Adrian Fenty's Charm Deficit
The ouster of Washington, D.C.'s mayor is a reminder that it's not enough to be a black politician. You have to convince black people that you really like them.
(Kris Connor/Getty Images)
2. Marry a dark-skinned woman. I do not think that Obama married Michelle Robinson in a deliberate drive to have a politically useful spouse. However, the fact that she is not light-skinned and is also tall -- i.e., a woman of husky physical substance -- was a major factor in putting him over with black audiences, women in particular (remember this one here at The Root?). Fenty's wife isn't dark and, more to the point, grew up in England and has that accent. Which could make some wonder, "Would he have married a real sister?" Which brings us back to, "Does he like us?"
The third and final thing I mean quite urgently, as even Obama is screwing up on this:
3. Don't be shy about making it clear that your plans are pro-black. One cannot be a "black mayor" any more than one can be a "black president." Yet too often, efforts to avoid seeming partisan in this way discourage black people from seeing what pro-black legislation even is, instead eternally waiting for some kind of replay of 1965.

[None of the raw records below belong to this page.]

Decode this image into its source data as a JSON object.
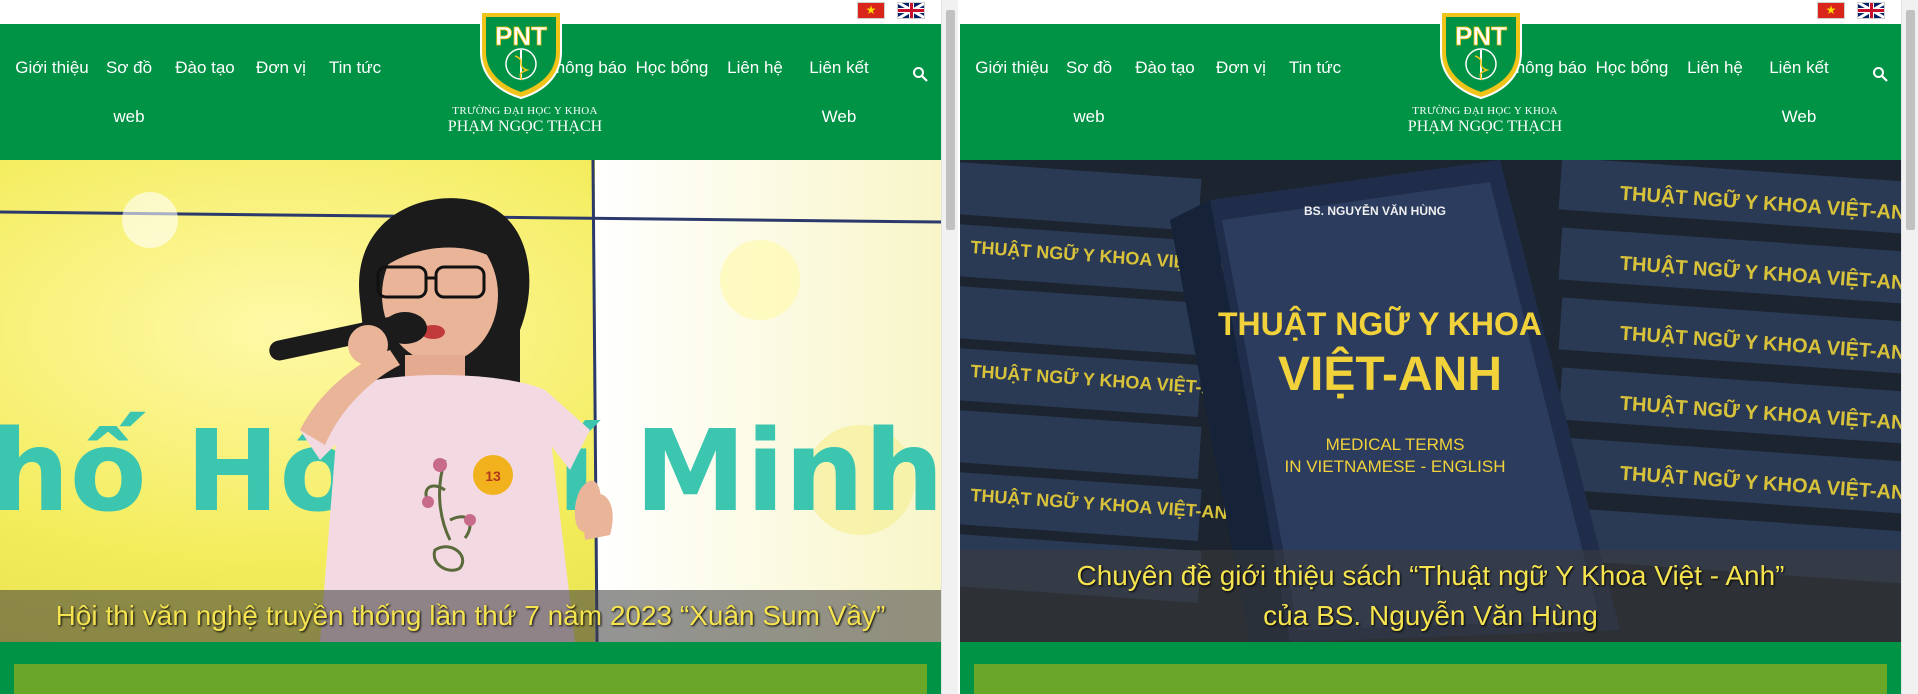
{
  "lang_flags": [
    {
      "name": "vietnamese-flag",
      "color": "#da251d"
    },
    {
      "name": "english-flag",
      "color": "#012169"
    }
  ],
  "nav": {
    "left": [
      {
        "lines": [
          "Giới thiệu"
        ]
      },
      {
        "lines": [
          "Sơ đồ",
          "web"
        ]
      },
      {
        "lines": [
          "Đào tạo"
        ]
      },
      {
        "lines": [
          "Đơn vị"
        ]
      },
      {
        "lines": [
          "Tin tức"
        ]
      }
    ],
    "right": [
      {
        "lines": [
          "Thông báo"
        ]
      },
      {
        "lines": [
          "Học bổng"
        ]
      },
      {
        "lines": [
          "Liên hệ"
        ]
      },
      {
        "lines": [
          "Liên kết",
          "Web"
        ]
      }
    ],
    "search_icon": "search-icon"
  },
  "logo": {
    "mark": "PNT",
    "line1": "TRƯỜNG ĐẠI HỌC Y KHOA",
    "line2": "PHẠM NGỌC THẠCH"
  },
  "colors": {
    "nav_green": "#009245",
    "caption_yellow": "#f5e34f",
    "section_bar": "#6aa628"
  },
  "slides": {
    "left": {
      "caption": "Hội thi văn nghệ truyền thống lần thứ 7 năm 2023 “Xuân Sum Vầy”",
      "background_text": "hố Hồ Chí Minh, ng",
      "badge": "13"
    },
    "right": {
      "caption_line1": "Chuyên đề giới thiệu sách “Thuật ngữ Y Khoa Việt - Anh”",
      "caption_line2": "của BS. Nguyễn Văn Hùng",
      "book_author": "BS. NGUYỄN VĂN HÙNG",
      "book_title1": "THUẬT NGỮ Y KHOA",
      "book_title2": "VIỆT-ANH",
      "book_sub1": "MEDICAL TERMS",
      "book_sub2": "IN VIETNAMESE - ENGLISH",
      "spine_text": "THUẬT NGỮ Y KHOA VIỆT-ANH"
    }
  }
}
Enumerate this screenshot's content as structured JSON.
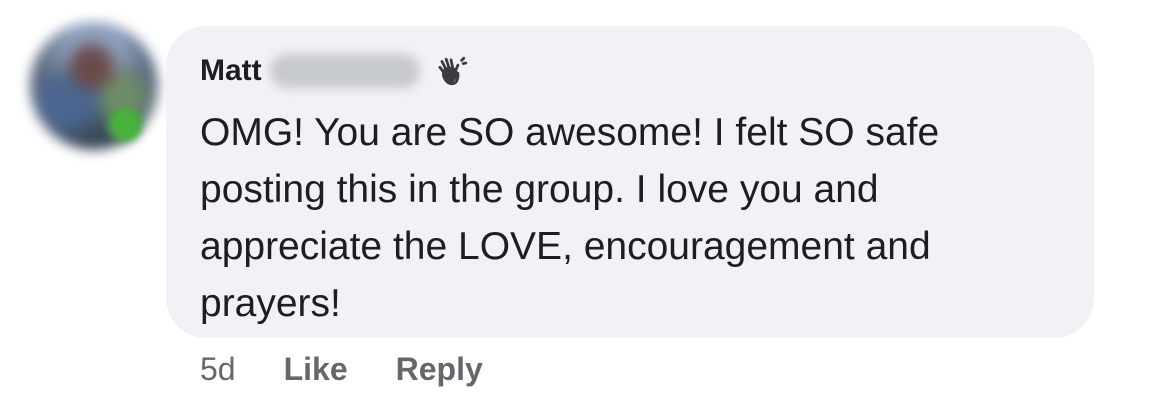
{
  "comment": {
    "author_name": "Matt",
    "badge_icon": "waving-hand-icon",
    "message": "OMG! You are SO awesome! I felt SO safe\nposting this in the group. I  love you and\nappreciate the LOVE, encouragement and\nprayers!",
    "bubble_color": "#f0f2f5"
  },
  "actions": {
    "timestamp": "5d",
    "like_label": "Like",
    "reply_label": "Reply"
  }
}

The Bushies would have lost nothing by publicizing that No Child Left Behind and the Faith-Based Initiatives were race work. Obama would be better off making clear that increasing funds to community colleges is all about helping the person today who is laboring under a consensus that without a B.A., "ain't no jobs."
Fenty would possibly be on his way to another term if he had obsessively underlined, in speeches throughout D.C. and all over YouTube, that his school-reform policy was pro-black, a direct legacy of the Great Society, and evidence of every bit as much love of black folks as Marion Barry has.

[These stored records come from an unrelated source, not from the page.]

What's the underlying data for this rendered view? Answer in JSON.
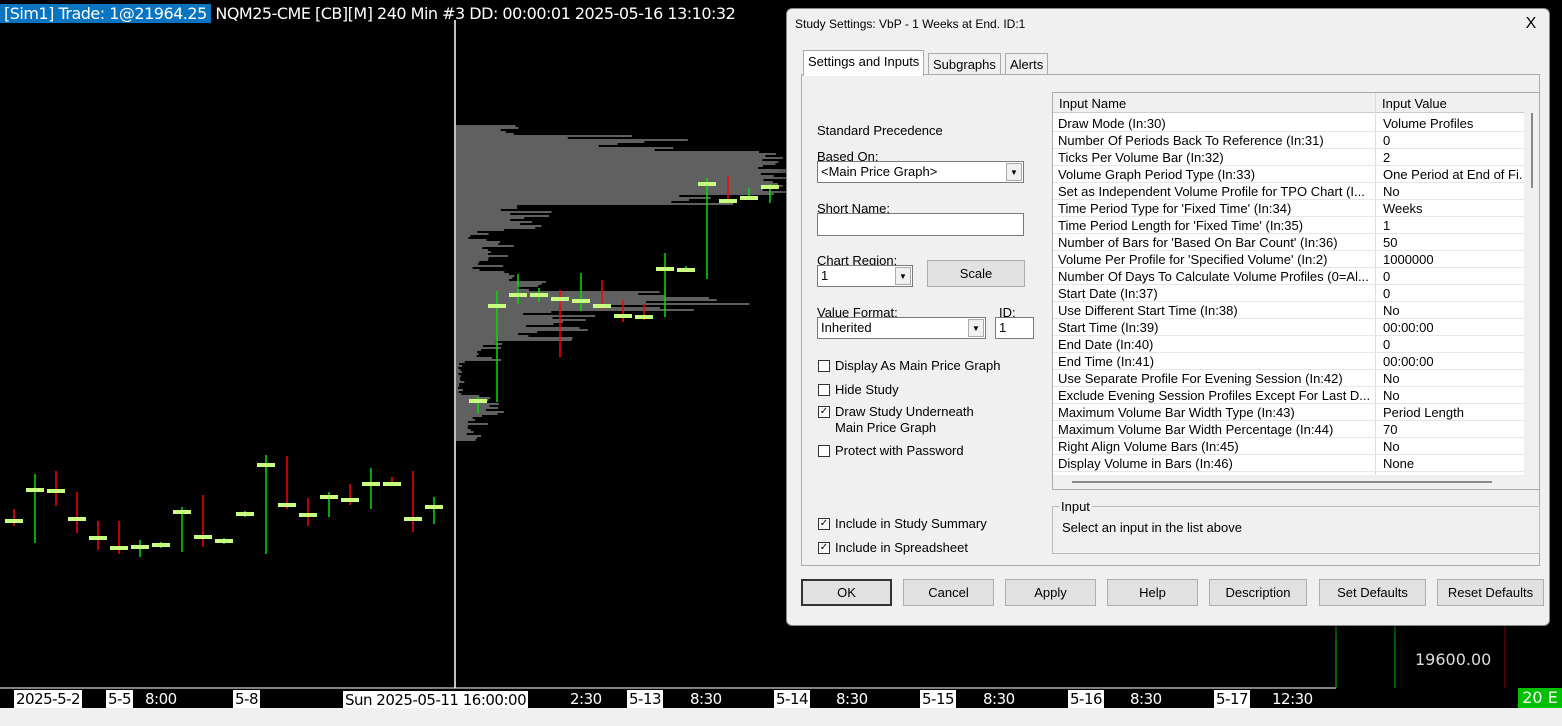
{
  "chart": {
    "header_selected": "[Sim1]  Trade: 1@21964.25",
    "header_rest": "NQM25-CME [CB][M]  240 Min  #3 DD: 00:00:01 2025-05-16 13:10:32",
    "price_label": "19600.00",
    "corner_badge": "20 E",
    "x_labels": [
      "2025-5-2",
      "5-5",
      "8:00",
      "5-8",
      "2:30",
      "5-13",
      "8:30",
      "5-14",
      "8:30",
      "5-15",
      "8:30",
      "5-16",
      "8:30",
      "5-17",
      "12:30"
    ],
    "cursor_label": "Sun 2025-05-11  16:00:00",
    "colors": {
      "up": "#00e000",
      "down": "#ff0000",
      "tick": "#c8ff80",
      "profile": "#606060",
      "selection": "#0a74c0"
    }
  },
  "dialog": {
    "title": "Study Settings: VbP - 1 Weeks at End. ID:1",
    "close": "X",
    "tabs": [
      "Settings and Inputs",
      "Subgraphs",
      "Alerts"
    ],
    "standard_precedence": "Standard Precedence",
    "based_on_label": "Based On:",
    "based_on_value": "<Main Price Graph>",
    "short_name_label": "Short Name:",
    "short_name_value": "",
    "chart_region_label": "Chart Region:",
    "chart_region_value": "1",
    "scale": "Scale",
    "value_format_label": "Value Format:",
    "value_format_value": "Inherited",
    "id_label": "ID:",
    "id_value": "1",
    "checkboxes": [
      {
        "label": "Display As Main Price Graph",
        "checked": false
      },
      {
        "label": "Hide Study",
        "checked": false
      },
      {
        "label": "Draw Study Underneath",
        "label2": "Main Price Graph",
        "checked": true
      },
      {
        "label": "Protect with Password",
        "checked": false
      },
      {
        "label": "Include in Study Summary",
        "checked": true
      },
      {
        "label": "Include in Spreadsheet",
        "checked": true
      }
    ],
    "columns": [
      "Input Name",
      "Input Value"
    ],
    "inputs": [
      {
        "name": "Draw Mode   (In:30)",
        "value": "Volume Profiles"
      },
      {
        "name": "Number Of Periods Back To Reference   (In:31)",
        "value": "0"
      },
      {
        "name": "Ticks Per Volume Bar   (In:32)",
        "value": "2"
      },
      {
        "name": "Volume Graph Period Type   (In:33)",
        "value": "One Period at End of Fi..."
      },
      {
        "name": "Set as Independent Volume Profile for TPO Chart   (I...",
        "value": "No"
      },
      {
        "name": "Time Period Type for 'Fixed Time'   (In:34)",
        "value": "Weeks"
      },
      {
        "name": "Time Period Length for 'Fixed Time'   (In:35)",
        "value": "1"
      },
      {
        "name": "Number of Bars for 'Based On Bar Count'   (In:36)",
        "value": "50"
      },
      {
        "name": "Volume Per Profile for 'Specified Volume'   (In:2)",
        "value": "1000000"
      },
      {
        "name": "Number Of Days To Calculate Volume Profiles (0=Al...",
        "value": "0"
      },
      {
        "name": "Start Date   (In:37)",
        "value": "0"
      },
      {
        "name": "Use Different Start Time   (In:38)",
        "value": "No"
      },
      {
        "name": "Start Time   (In:39)",
        "value": "00:00:00"
      },
      {
        "name": "End Date   (In:40)",
        "value": "0"
      },
      {
        "name": "End Time   (In:41)",
        "value": "00:00:00"
      },
      {
        "name": "Use Separate Profile For Evening Session   (In:42)",
        "value": "No"
      },
      {
        "name": "Exclude Evening Session Profiles Except For Last D...",
        "value": "No"
      },
      {
        "name": "Maximum Volume Bar Width Type   (In:43)",
        "value": "Period Length"
      },
      {
        "name": "Maximum Volume Bar Width Percentage   (In:44)",
        "value": "70"
      },
      {
        "name": "Right Align Volume Bars   (In:45)",
        "value": "No"
      },
      {
        "name": "Display Volume in Bars   (In:46)",
        "value": "None"
      }
    ],
    "input_group_label": "Input",
    "input_group_text": "Select an input in the list above",
    "buttons": [
      "OK",
      "Cancel",
      "Apply",
      "Help",
      "Description",
      "Set Defaults",
      "Reset Defaults"
    ]
  }
}
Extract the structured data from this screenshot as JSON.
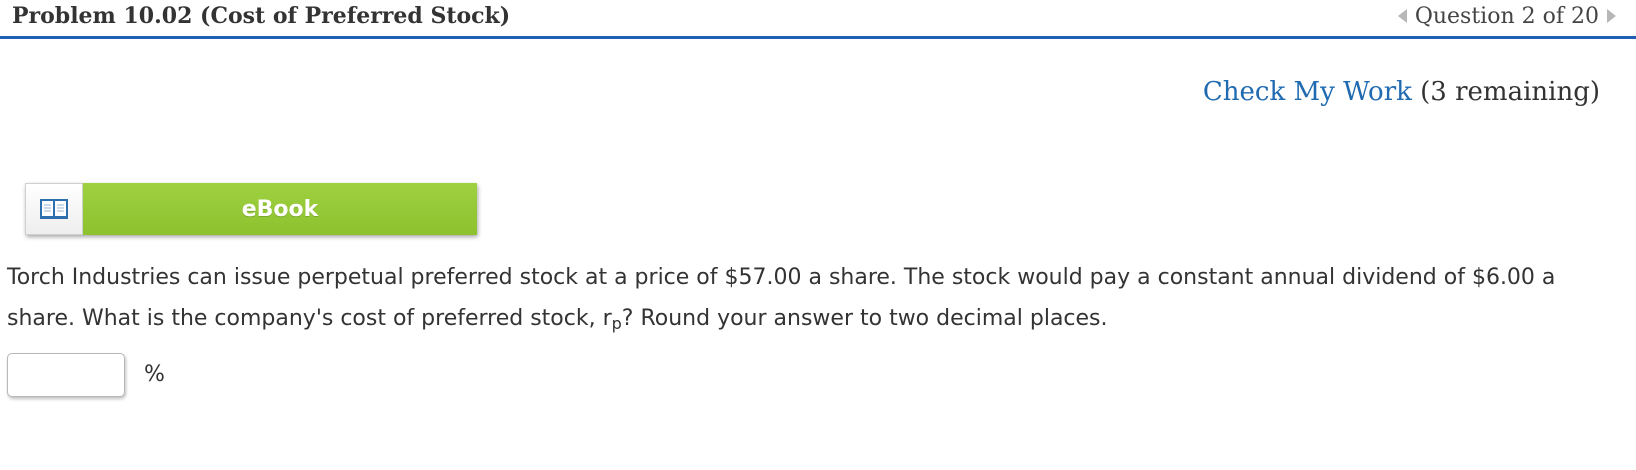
{
  "header": {
    "problem_title": "Problem 10.02 (Cost of Preferred Stock)",
    "question_nav": "Question 2 of 20",
    "prev_icon": "triangle-left-icon",
    "next_icon": "triangle-right-icon"
  },
  "check_work": {
    "link_label": "Check My Work",
    "remaining": "(3 remaining)"
  },
  "ebook": {
    "label": "eBook",
    "icon": "open-book-icon"
  },
  "question": {
    "text_part1": "Torch Industries can issue perpetual preferred stock at a price of $57.00 a share. The stock would pay a constant annual dividend of $6.00 a share. What is the company's cost of preferred stock, r",
    "subscript": "p",
    "text_part2": "? Round your answer to two decimal places."
  },
  "answer": {
    "value": "",
    "placeholder": "",
    "unit": "%"
  },
  "colors": {
    "header_rule": "#1f5fb4",
    "link": "#1f6ab0",
    "ebook_green": "#93c634",
    "nav_arrow": "#b7b7b7"
  }
}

Fenty rolled in on the wave of a notably thorough block-to-block campaign strategy but somehow lost that thread when it came to making ordinary black people understand that fixing the schools was for them, with love -- even if it meant disrupting some good people's lives.
It should have been a tsunami of apologies, explanations, huggings of children, visits to classrooms week after week, working the media to get all of this out there 24-7. Fenty thought he could just do things. Sorry.
Black politicians of the Joshua Generation should realize that it's not all about people voting their "interests." And that just being black in the definitional sense will take you only so far. Newark, N.J.'s Cory Booker has a better knack for the whole business than Fenty -- although he'd best be careful whom he chooses to marry.
John McWhorter is a regular contributor to The Root.